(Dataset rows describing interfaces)
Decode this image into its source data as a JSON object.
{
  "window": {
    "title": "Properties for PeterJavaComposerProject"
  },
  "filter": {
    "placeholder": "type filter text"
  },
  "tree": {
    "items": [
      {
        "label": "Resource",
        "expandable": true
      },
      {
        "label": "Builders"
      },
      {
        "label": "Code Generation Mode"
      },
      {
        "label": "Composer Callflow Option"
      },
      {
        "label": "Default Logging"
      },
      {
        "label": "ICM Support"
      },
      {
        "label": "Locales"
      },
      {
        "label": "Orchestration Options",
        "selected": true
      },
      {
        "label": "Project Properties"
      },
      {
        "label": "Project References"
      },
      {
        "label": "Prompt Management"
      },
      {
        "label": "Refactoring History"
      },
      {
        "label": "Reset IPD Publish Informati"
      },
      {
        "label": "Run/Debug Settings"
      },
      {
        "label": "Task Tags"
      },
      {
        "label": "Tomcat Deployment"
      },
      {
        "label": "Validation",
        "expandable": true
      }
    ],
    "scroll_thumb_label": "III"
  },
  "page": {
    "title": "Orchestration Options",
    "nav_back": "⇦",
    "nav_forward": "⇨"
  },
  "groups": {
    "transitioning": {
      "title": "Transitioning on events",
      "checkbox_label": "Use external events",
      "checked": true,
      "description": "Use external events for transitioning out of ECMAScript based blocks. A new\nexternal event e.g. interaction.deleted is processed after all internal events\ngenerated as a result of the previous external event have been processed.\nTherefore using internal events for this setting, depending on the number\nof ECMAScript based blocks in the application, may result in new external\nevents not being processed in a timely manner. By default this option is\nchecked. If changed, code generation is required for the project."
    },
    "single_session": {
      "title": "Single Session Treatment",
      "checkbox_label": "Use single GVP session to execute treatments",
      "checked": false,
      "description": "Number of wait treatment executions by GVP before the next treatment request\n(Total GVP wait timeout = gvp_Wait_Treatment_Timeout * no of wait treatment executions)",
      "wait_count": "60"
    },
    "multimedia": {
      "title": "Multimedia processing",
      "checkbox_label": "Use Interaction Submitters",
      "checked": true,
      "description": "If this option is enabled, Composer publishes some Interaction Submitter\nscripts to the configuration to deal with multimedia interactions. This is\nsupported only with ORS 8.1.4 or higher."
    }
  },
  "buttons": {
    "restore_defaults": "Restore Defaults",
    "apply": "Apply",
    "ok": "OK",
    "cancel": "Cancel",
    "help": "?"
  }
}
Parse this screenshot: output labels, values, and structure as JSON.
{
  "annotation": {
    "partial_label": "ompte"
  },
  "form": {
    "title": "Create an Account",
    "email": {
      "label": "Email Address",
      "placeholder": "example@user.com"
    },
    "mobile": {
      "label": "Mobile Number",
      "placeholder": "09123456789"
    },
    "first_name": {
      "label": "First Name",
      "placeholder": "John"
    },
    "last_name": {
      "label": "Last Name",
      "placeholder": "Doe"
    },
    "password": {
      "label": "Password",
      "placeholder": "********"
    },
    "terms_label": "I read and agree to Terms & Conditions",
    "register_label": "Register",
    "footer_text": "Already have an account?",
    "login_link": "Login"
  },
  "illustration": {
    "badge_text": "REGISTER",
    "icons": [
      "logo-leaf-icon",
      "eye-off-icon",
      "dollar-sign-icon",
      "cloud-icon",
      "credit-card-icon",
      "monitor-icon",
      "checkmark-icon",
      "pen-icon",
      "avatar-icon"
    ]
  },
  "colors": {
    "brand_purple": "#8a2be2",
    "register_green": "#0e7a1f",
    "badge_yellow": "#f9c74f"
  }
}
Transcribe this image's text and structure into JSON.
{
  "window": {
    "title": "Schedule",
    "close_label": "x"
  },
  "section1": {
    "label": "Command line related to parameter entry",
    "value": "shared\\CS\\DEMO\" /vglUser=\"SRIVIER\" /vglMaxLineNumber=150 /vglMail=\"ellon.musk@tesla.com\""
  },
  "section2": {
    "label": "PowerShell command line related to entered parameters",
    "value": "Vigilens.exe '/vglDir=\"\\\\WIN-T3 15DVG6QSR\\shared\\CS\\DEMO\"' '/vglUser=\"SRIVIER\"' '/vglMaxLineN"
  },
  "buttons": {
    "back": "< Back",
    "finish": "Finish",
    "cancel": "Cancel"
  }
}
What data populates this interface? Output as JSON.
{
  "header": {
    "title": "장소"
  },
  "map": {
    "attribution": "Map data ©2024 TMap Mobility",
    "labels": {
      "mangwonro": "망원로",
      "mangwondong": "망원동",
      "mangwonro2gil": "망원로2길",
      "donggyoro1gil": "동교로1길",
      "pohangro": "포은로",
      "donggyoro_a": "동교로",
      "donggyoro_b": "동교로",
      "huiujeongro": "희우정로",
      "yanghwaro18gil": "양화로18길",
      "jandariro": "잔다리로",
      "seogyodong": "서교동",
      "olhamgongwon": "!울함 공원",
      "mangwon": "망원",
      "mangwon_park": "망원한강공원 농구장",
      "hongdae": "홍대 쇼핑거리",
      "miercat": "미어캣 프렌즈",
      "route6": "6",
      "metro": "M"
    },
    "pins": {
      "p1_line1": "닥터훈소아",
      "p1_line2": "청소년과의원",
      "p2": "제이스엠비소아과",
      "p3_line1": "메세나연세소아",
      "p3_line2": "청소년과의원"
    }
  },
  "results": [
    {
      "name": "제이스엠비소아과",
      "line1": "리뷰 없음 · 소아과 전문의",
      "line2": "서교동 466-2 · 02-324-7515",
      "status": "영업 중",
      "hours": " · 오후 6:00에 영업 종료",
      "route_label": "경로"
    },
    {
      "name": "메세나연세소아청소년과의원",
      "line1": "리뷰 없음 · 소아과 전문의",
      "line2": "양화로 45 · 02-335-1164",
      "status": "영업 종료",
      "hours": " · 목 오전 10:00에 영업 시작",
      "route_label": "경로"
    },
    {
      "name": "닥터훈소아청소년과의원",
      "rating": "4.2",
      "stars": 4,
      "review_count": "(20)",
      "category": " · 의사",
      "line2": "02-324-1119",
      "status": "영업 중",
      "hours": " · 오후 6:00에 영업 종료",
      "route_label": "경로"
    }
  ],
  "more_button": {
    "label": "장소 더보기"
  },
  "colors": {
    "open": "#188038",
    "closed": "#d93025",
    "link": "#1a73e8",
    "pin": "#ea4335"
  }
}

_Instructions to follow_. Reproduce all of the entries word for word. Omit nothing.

_Output of the task_.
Decode this image into its source data as a JSON object.
{
  "window": {
    "title": "Properties for PeterJavaComposerProject"
  },
  "filter": {
    "placeholder": "type filter text"
  },
  "tree": {
    "items": [
      {
        "label": "Resource",
        "expandable": true
      },
      {
        "label": "Builders"
      },
      {
        "label": "Code Generation Mode"
      },
      {
        "label": "Composer Callflow Option"
      },
      {
        "label": "Default Logging"
      },
      {
        "label": "ICM Support"
      },
      {
        "label": "Locales"
      },
      {
        "label": "Orchestration Options",
        "selected": true
      },
      {
        "label": "Project Properties"
      },
      {
        "label": "Project References"
      },
      {
        "label": "Prompt Management"
      },
      {
        "label": "Refactoring History"
      },
      {
        "label": "Reset IPD Publish Informati"
      },
      {
        "label": "Run/Debug Settings"
      },
      {
        "label": "Task Tags"
      },
      {
        "label": "Tomcat Deployment"
      },
      {
        "label": "Validation",
        "expandable": true
      }
    ],
    "scroll_thumb_label": "III"
  },
  "page": {
    "title": "Orchestration Options",
    "nav_back": "⇦",
    "nav_forward": "⇨"
  },
  "groups": {
    "transitioning": {
      "title": "Transitioning on events",
      "checkbox_label": "Use external events",
      "checked": true,
      "description": "Use external events for transitioning out of ECMAScript based blocks. A new\nexternal event e.g. interaction.deleted is processed after all internal events\ngenerated as a result of the previous external event have been processed.\nTherefore using internal events for this setting, depending on the number\nof ECMAScript based blocks in the application, may result in new external\nevents not being processed in a timely manner. By default this option is\nchecked. If changed, code generation is required for the project."
    },
    "single_session": {
      "title": "Single Session Treatment",
      "checkbox_label": "Use single GVP session to execute treatments",
      "checked": false,
      "description": "Number of wait treatment executions by GVP before the next treatment request\n(Total GVP wait timeout = gvp_Wait_Treatment_Timeout * no of wait treatment executions)",
      "wait_count": "60"
    },
    "multimedia": {
      "title": "Multimedia processing",
      "checkbox_label": "Use Interaction Submitters",
      "checked": true,
      "description": "If this option is enabled, Composer publishes some Interaction Submitter\nscripts to the configuration to deal with multimedia interactions. This is\nsupported only with ORS 8.1.4 or higher."
    }
  },
  "buttons": {
    "restore_defaults": "Restore Defaults",
    "apply": "Apply",
    "ok": "OK",
    "cancel": "Cancel",
    "help": "?"
  }
}
Parse this screenshot: output labels, values, and structure as JSON.
{
  "annotation": {
    "partial_label": "ompte"
  },
  "form": {
    "title": "Create an Account",
    "email": {
      "label": "Email Address",
      "placeholder": "example@user.com"
    },
    "mobile": {
      "label": "Mobile Number",
      "placeholder": "09123456789"
    },
    "first_name": {
      "label": "First Name",
      "placeholder": "John"
    },
    "last_name": {
      "label": "Last Name",
      "placeholder": "Doe"
    },
    "password": {
      "label": "Password",
      "placeholder": "********"
    },
    "terms_label": "I read and agree to Terms & Conditions",
    "register_label": "Register",
    "footer_text": "Already have an account?",
    "login_link": "Login"
  },
  "illustration": {
    "badge_text": "REGISTER",
    "icons": [
      "logo-leaf-icon",
      "eye-off-icon",
      "dollar-sign-icon",
      "cloud-icon",
      "credit-card-icon",
      "monitor-icon",
      "checkmark-icon",
      "pen-icon",
      "avatar-icon"
    ]
  },
  "colors": {
    "brand_purple": "#8a2be2",
    "register_green": "#0e7a1f",
    "badge_yellow": "#f9c74f"
  }
}
Transcribe this image's text and structure into JSON.
{
  "window": {
    "title": "Schedule",
    "close_label": "x"
  },
  "section1": {
    "label": "Command line related to parameter entry",
    "value": "shared\\CS\\DEMO\" /vglUser=\"SRIVIER\" /vglMaxLineNumber=150 /vglMail=\"ellon.musk@tesla.com\""
  },
  "section2": {
    "label": "PowerShell command line related to entered parameters",
    "value": "Vigilens.exe '/vglDir=\"\\\\WIN-T3 15DVG6QSR\\shared\\CS\\DEMO\"' '/vglUser=\"SRIVIER\"' '/vglMaxLineN"
  },
  "buttons": {
    "back": "< Back",
    "finish": "Finish",
    "cancel": "Cancel"
  }
}
What data populates this interface? Output as JSON.
{
  "header": {
    "title": "장소"
  },
  "map": {
    "attribution": "Map data ©2024 TMap Mobility",
    "labels": {
      "mangwonro": "망원로",
      "mangwondong": "망원동",
      "mangwonro2gil": "망원로2길",
      "donggyoro1gil": "동교로1길",
      "pohangro": "포은로",
      "donggyoro_a": "동교로",
      "donggyoro_b": "동교로",
      "huiujeongro": "희우정로",
      "yanghwaro18gil": "양화로18길",
      "jandariro": "잔다리로",
      "seogyodong": "서교동",
      "olhamgongwon": "!울함 공원",
      "mangwon": "망원",
      "mangwon_park": "망원한강공원 농구장",
      "hongdae": "홍대 쇼핑거리",
      "miercat": "미어캣 프렌즈",
      "route6": "6",
      "metro": "M"
    },
    "pins": {
      "p1_line1": "닥터훈소아",
      "p1_line2": "청소년과의원",
      "p2": "제이스엠비소아과",
      "p3_line1": "메세나연세소아",
      "p3_line2": "청소년과의원"
    }
  },
  "results": [
    {
      "name": "제이스엠비소아과",
      "line1": "리뷰 없음 · 소아과 전문의",
      "line2": "서교동 466-2 · 02-324-7515",
      "status": "영업 중",
      "hours": " · 오후 6:00에 영업 종료",
      "route_label": "경로"
    },
    {
      "name": "메세나연세소아청소년과의원",
      "line1": "리뷰 없음 · 소아과 전문의",
      "line2": "양화로 45 · 02-335-1164",
      "status": "영업 종료",
      "hours": " · 목 오전 10:00에 영업 시작",
      "route_label": "경로"
    },
    {
      "name": "닥터훈소아청소년과의원",
      "rating": "4.2",
      "stars": 4,
      "review_count": "(20)",
      "category": " · 의사",
      "line2": "02-324-1119",
      "status": "영업 중",
      "hours": " · 오후 6:00에 영업 종료",
      "route_label": "경로"
    }
  ],
  "more_button": {
    "label": "장소 더보기"
  },
  "colors": {
    "open": "#188038",
    "closed": "#d93025",
    "link": "#1a73e8",
    "pin": "#ea4335"
  }
}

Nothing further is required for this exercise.